Clark County commissioners approved the plans in summer 2014, and Robinson held a ceremonial groundbreaking that fall. But the property largely stayed quiet until crews started excavation work in March 2017.
County commissioners approved a big expansion of his plans in October 2017, but since then, there’s been little progress beyond the initial excavation.
In October 2020, the County Commission gave Robinson six months to file required project agreements. At the hearing, Segerblom said it was “time to fish or cut bait,” and the panel was giving Robinson his “last six months.” If the developer didn’t file the paperwork in time, “it’s over.”
He also said Robinson had to resume construction within two years.
“If you can’t do this, let’s open it up so somebody else can come in and take advantage of that property,” Segerblom said at the hearing.
Commissioners approved the required project agreements with Robinson in April 2021.
“We greatly appreciate the opportunity,” Robinson said at the time. “We don’t take it for granted.”
When the county approved his expansion plans in 2017, Robinson told the Review-Journal that his financing was “signed, done, sealed, delivered” and that he expected to finish construction by spring 2020.
He named Credit Suisse as his lender. The Swiss banking giant declined to comment at the time.

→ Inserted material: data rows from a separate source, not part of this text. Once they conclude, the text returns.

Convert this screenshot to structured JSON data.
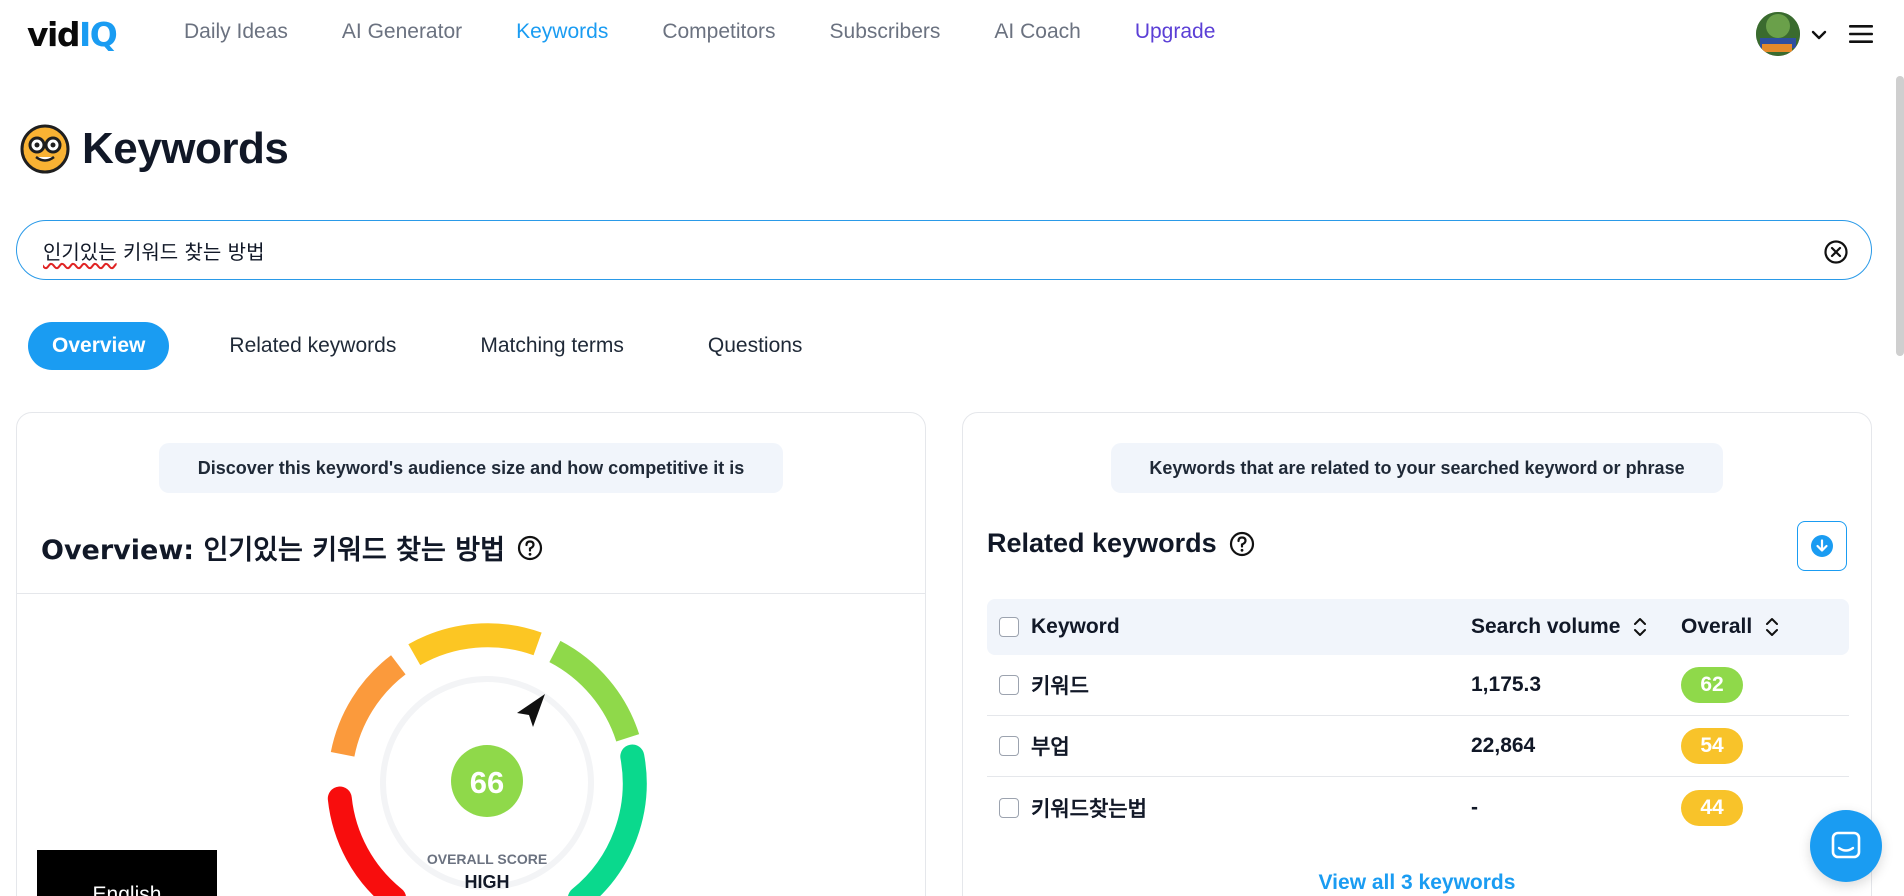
{
  "brand": {
    "logo_left": "vid",
    "logo_right": "IQ"
  },
  "nav": {
    "items": [
      {
        "label": "Daily Ideas"
      },
      {
        "label": "AI Generator"
      },
      {
        "label": "Keywords"
      },
      {
        "label": "Competitors"
      },
      {
        "label": "Subscribers"
      },
      {
        "label": "AI Coach"
      },
      {
        "label": "Upgrade"
      }
    ],
    "active": "Keywords"
  },
  "page": {
    "title": "Keywords"
  },
  "search": {
    "query_misspelled": "인기있는",
    "query_rest": " 키워드 찾는 방법"
  },
  "tabs": [
    {
      "label": "Overview"
    },
    {
      "label": "Related keywords"
    },
    {
      "label": "Matching terms"
    },
    {
      "label": "Questions"
    }
  ],
  "overview": {
    "hint": "Discover this keyword's audience size and how competitive it is",
    "title": "Overview: 인기있는 키워드 찾는 방법",
    "score": "66",
    "score_caption": "OVERALL SCORE",
    "score_rating": "HIGH"
  },
  "related": {
    "hint": "Keywords that are related to your searched keyword or phrase",
    "title": "Related keywords",
    "columns": {
      "keyword": "Keyword",
      "search_volume": "Search volume",
      "overall": "Overall"
    },
    "rows": [
      {
        "keyword": "키워드",
        "volume": "1,175.3",
        "overall": "62",
        "color": "#8fd94a"
      },
      {
        "keyword": "부업",
        "volume": "22,864",
        "overall": "54",
        "color": "#f8c32a"
      },
      {
        "keyword": "키워드찾는법",
        "volume": "-",
        "overall": "44",
        "color": "#f8c32a"
      }
    ],
    "view_all": "View all 3 keywords"
  },
  "language": {
    "label": "English"
  },
  "colors": {
    "accent": "#1a9cf2",
    "upgrade": "#5b3fd6",
    "score_green": "#8fd94a"
  }
}
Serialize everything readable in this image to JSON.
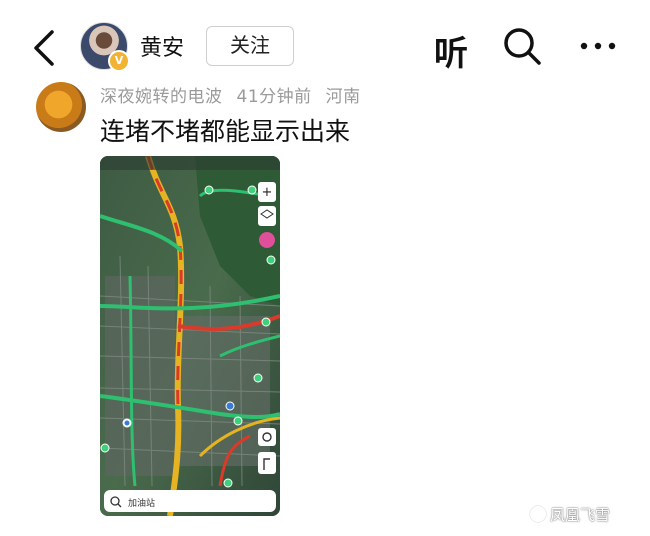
{
  "header": {
    "author_name": "黄安",
    "follow_label": "关注",
    "listen_label": "听"
  },
  "comment": {
    "username": "深夜婉转的电波",
    "time": "41分钟前",
    "location": "河南",
    "text": "连堵不堵都能显示出来"
  },
  "map_screenshot": {
    "search_placeholder": "加油站",
    "zoom_plus": "+",
    "layer_label": "图层"
  },
  "watermark": "凤凰飞雪",
  "colors": {
    "jam_red": "#d93a2a",
    "slow_yellow": "#e6b422",
    "clear_green": "#2fbf71"
  }
}
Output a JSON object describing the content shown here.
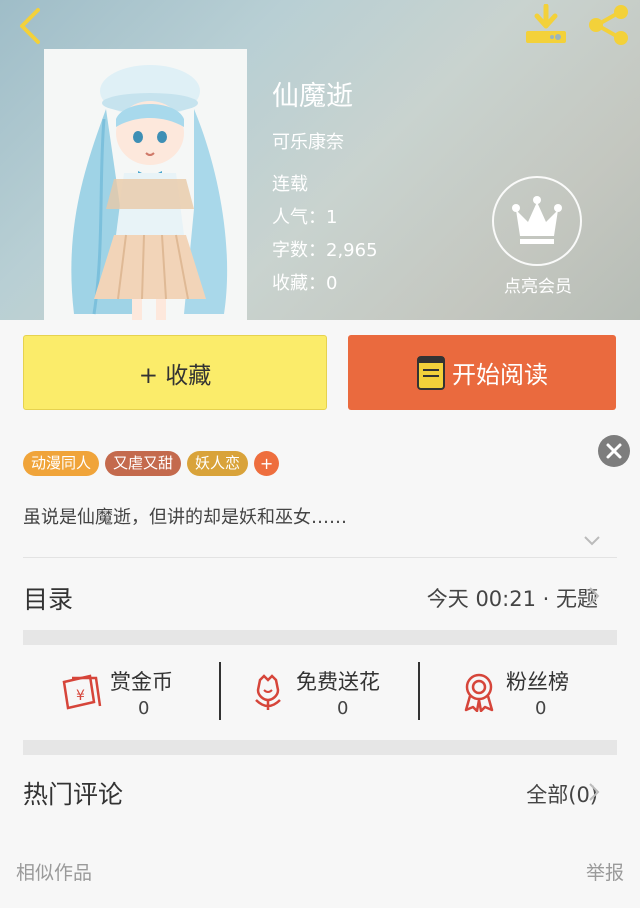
{
  "colors": {
    "accent_orange": "#ea6a3e",
    "collect_yellow": "#fbec6a",
    "icon_red": "#d6453a",
    "icon_yellow": "#f3d13a"
  },
  "header": {
    "back_icon": "chevron-left-icon",
    "download_icon": "download-icon",
    "share_icon": "share-icon"
  },
  "book": {
    "title": "仙魔逝",
    "author": "可乐康奈",
    "status": "连载",
    "popularity": "人气：1",
    "word_count": "字数：2,965",
    "favorites": "收藏：0",
    "vip_label": "点亮会员"
  },
  "actions": {
    "collect_label": "+ 收藏",
    "read_label": "开始阅读"
  },
  "tags": [
    "动漫同人",
    "又虐又甜",
    "妖人恋"
  ],
  "tag_add": "+",
  "summary": "虽说是仙魔逝，但讲的却是妖和巫女……",
  "toc": {
    "title": "目录",
    "latest": "今天 00:21 · 无题"
  },
  "stats": [
    {
      "label": "赏金币",
      "value": "0",
      "icon": "red-envelope-icon"
    },
    {
      "label": "免费送花",
      "value": "0",
      "icon": "flower-icon"
    },
    {
      "label": "粉丝榜",
      "value": "0",
      "icon": "medal-icon"
    }
  ],
  "comments": {
    "title": "热门评论",
    "all_label": "全部(0)"
  },
  "footer": {
    "similar": "相似作品",
    "report": "举报"
  }
}
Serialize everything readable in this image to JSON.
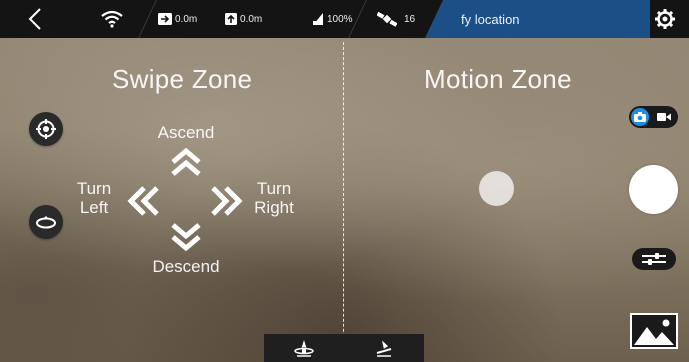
{
  "topbar": {
    "distance": "0.0m",
    "altitude": "0.0m",
    "battery": "100%",
    "satellites": "16",
    "location_tab": "fy location"
  },
  "swipe_zone": {
    "title": "Swipe Zone",
    "ascend": "Ascend",
    "descend": "Descend",
    "turn_left_1": "Turn",
    "turn_left_2": "Left",
    "turn_right_1": "Turn",
    "turn_right_2": "Right"
  },
  "motion_zone": {
    "title": "Motion Zone"
  },
  "colors": {
    "topbar_bg": "#141414",
    "location_tab_bg": "#1c4f86",
    "camera_mode_active": "#1d8fe0"
  },
  "icons": {
    "back": "back-chevron-icon",
    "wifi": "wifi-icon",
    "distance": "arrow-right-icon",
    "altitude": "arrow-up-icon",
    "battery": "battery-icon",
    "satellite": "satellite-icon",
    "settings": "gear-icon",
    "gps_target": "crosshair-icon",
    "circle_flight": "orbit-icon",
    "camera": "camera-icon",
    "video": "video-icon",
    "adjust": "sliders-icon",
    "gallery": "gallery-icon",
    "takeoff": "takeoff-icon",
    "land": "landing-icon"
  }
}
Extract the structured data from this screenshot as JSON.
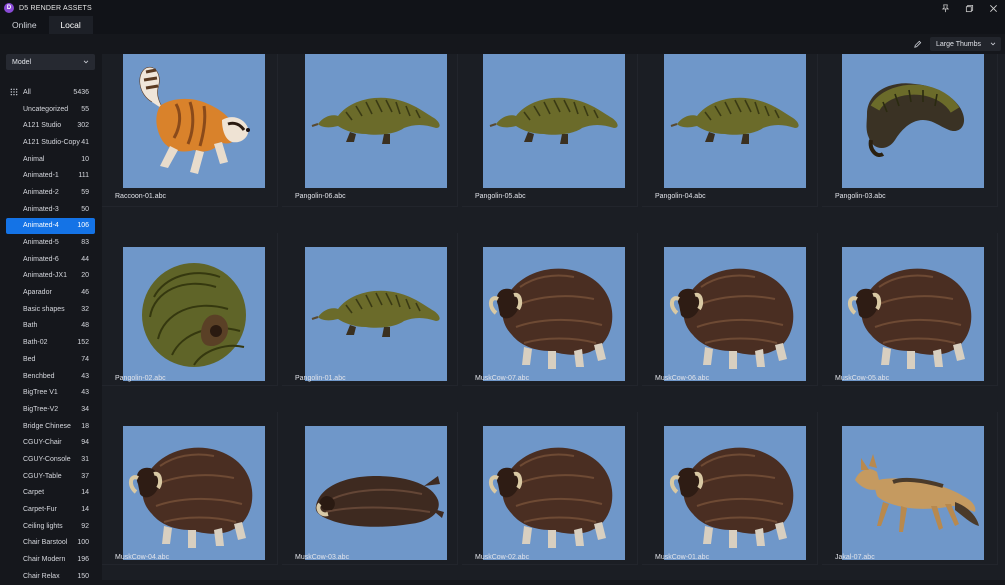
{
  "app": {
    "title": "D5 RENDER ASSETS",
    "logo_letter": "D"
  },
  "tabs": [
    {
      "label": "Online"
    },
    {
      "label": "Local"
    }
  ],
  "toolbar": {
    "view_mode": "Large Thumbs"
  },
  "sidebar": {
    "filter": "Model",
    "items": [
      {
        "label": "All",
        "count": "5436"
      },
      {
        "label": "Uncategorized",
        "count": "55"
      },
      {
        "label": "A121 Studio",
        "count": "302"
      },
      {
        "label": "A121 Studio-Copy",
        "count": "41"
      },
      {
        "label": "Animal",
        "count": "10"
      },
      {
        "label": "Animated-1",
        "count": "111"
      },
      {
        "label": "Animated-2",
        "count": "59"
      },
      {
        "label": "Animated-3",
        "count": "50"
      },
      {
        "label": "Animated-4",
        "count": "106"
      },
      {
        "label": "Animated-5",
        "count": "83"
      },
      {
        "label": "Animated-6",
        "count": "44"
      },
      {
        "label": "Animated-JX1",
        "count": "20"
      },
      {
        "label": "Aparador",
        "count": "46"
      },
      {
        "label": "Basic shapes",
        "count": "32"
      },
      {
        "label": "Bath",
        "count": "48"
      },
      {
        "label": "Bath-02",
        "count": "152"
      },
      {
        "label": "Bed",
        "count": "74"
      },
      {
        "label": "Benchbed",
        "count": "43"
      },
      {
        "label": "BigTree V1",
        "count": "43"
      },
      {
        "label": "BigTree-V2",
        "count": "34"
      },
      {
        "label": "Bridge Chinese",
        "count": "18"
      },
      {
        "label": "CGUY-Chair",
        "count": "94"
      },
      {
        "label": "CGUY-Console",
        "count": "31"
      },
      {
        "label": "CGUY-Table",
        "count": "37"
      },
      {
        "label": "Carpet",
        "count": "14"
      },
      {
        "label": "Carpet-Fur",
        "count": "14"
      },
      {
        "label": "Ceiling lights",
        "count": "92"
      },
      {
        "label": "Chair Barstool",
        "count": "100"
      },
      {
        "label": "Chair Modern",
        "count": "196"
      },
      {
        "label": "Chair Relax",
        "count": "150"
      }
    ],
    "active_index": 8
  },
  "assets": [
    {
      "name": "Raccoon-01.abc",
      "kind": "raccoon"
    },
    {
      "name": "Pangolin-06.abc",
      "kind": "pangolin"
    },
    {
      "name": "Pangolin-05.abc",
      "kind": "pangolin"
    },
    {
      "name": "Pangolin-04.abc",
      "kind": "pangolin"
    },
    {
      "name": "Pangolin-03.abc",
      "kind": "pangolin-curl"
    },
    {
      "name": "Pangolin-02.abc",
      "kind": "pangolin-ball"
    },
    {
      "name": "Pangolin-01.abc",
      "kind": "pangolin"
    },
    {
      "name": "MuskCow-07.abc",
      "kind": "muskox"
    },
    {
      "name": "MuskCow-06.abc",
      "kind": "muskox"
    },
    {
      "name": "MuskCow-05.abc",
      "kind": "muskox"
    },
    {
      "name": "MuskCow-04.abc",
      "kind": "muskox"
    },
    {
      "name": "MuskCow-03.abc",
      "kind": "muskox-lying"
    },
    {
      "name": "MuskCow-02.abc",
      "kind": "muskox"
    },
    {
      "name": "MuskCow-01.abc",
      "kind": "muskox"
    },
    {
      "name": "Jakal-07.abc",
      "kind": "jackal"
    }
  ],
  "colors": {
    "accent": "#1473e6",
    "thumb_background": "#6f97c9",
    "panel": "#1b1e24",
    "logo": "#8a4bd6"
  }
}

In 2018, Robinson told the Review-Journal that his group had signed a $3 billion loan agreement with the International Bank of Qatar. He indicated the funds hadn’t been transferred because of background checks on the source of the money.
The bank did not respond to requests for comment at the time.
Robinson appeared before the County Commission in spring 2019 and outlined how he would pay for the stalled project. He described a complex plan involving money in Qatar, people in Zurich, central banks in Europe and the U.S., lines of credit, funds moving from one bank to another and state of Nevada revenue bonds.
That summer, Robinson told the Review-Journal he was in the “final stages” of his loan and had the ability to “complete the project in full.”
In February, at an event for Robinson’s project held at the Stirling Club, Active Capital Holdings executive trustee Arthur “AJ” Lewis told a gathering that he was there “to support the event, to support the project and to formally let Jackie know that we are going to finance the project,” an announcement that drew cheers and applause.
“I’m really appreciative to be here tonight, I’m honored,” Lewis said. “And Jackie, you have the money, buddy.”
In an interview that night, Lewis said the funding package totaled just over $4.7 billion, and he expected the deal to close by the end of that week or early the following week.
Robinson said Wednesday that he was surprised by Lewis’ announcement that night, adding that he had no idea it was coming and that he never had an agreement for the funding.
“He got a little ambitious … but nothing ever happened,” Robinson said.
Lewis could not be reached for comment Wednesday evening.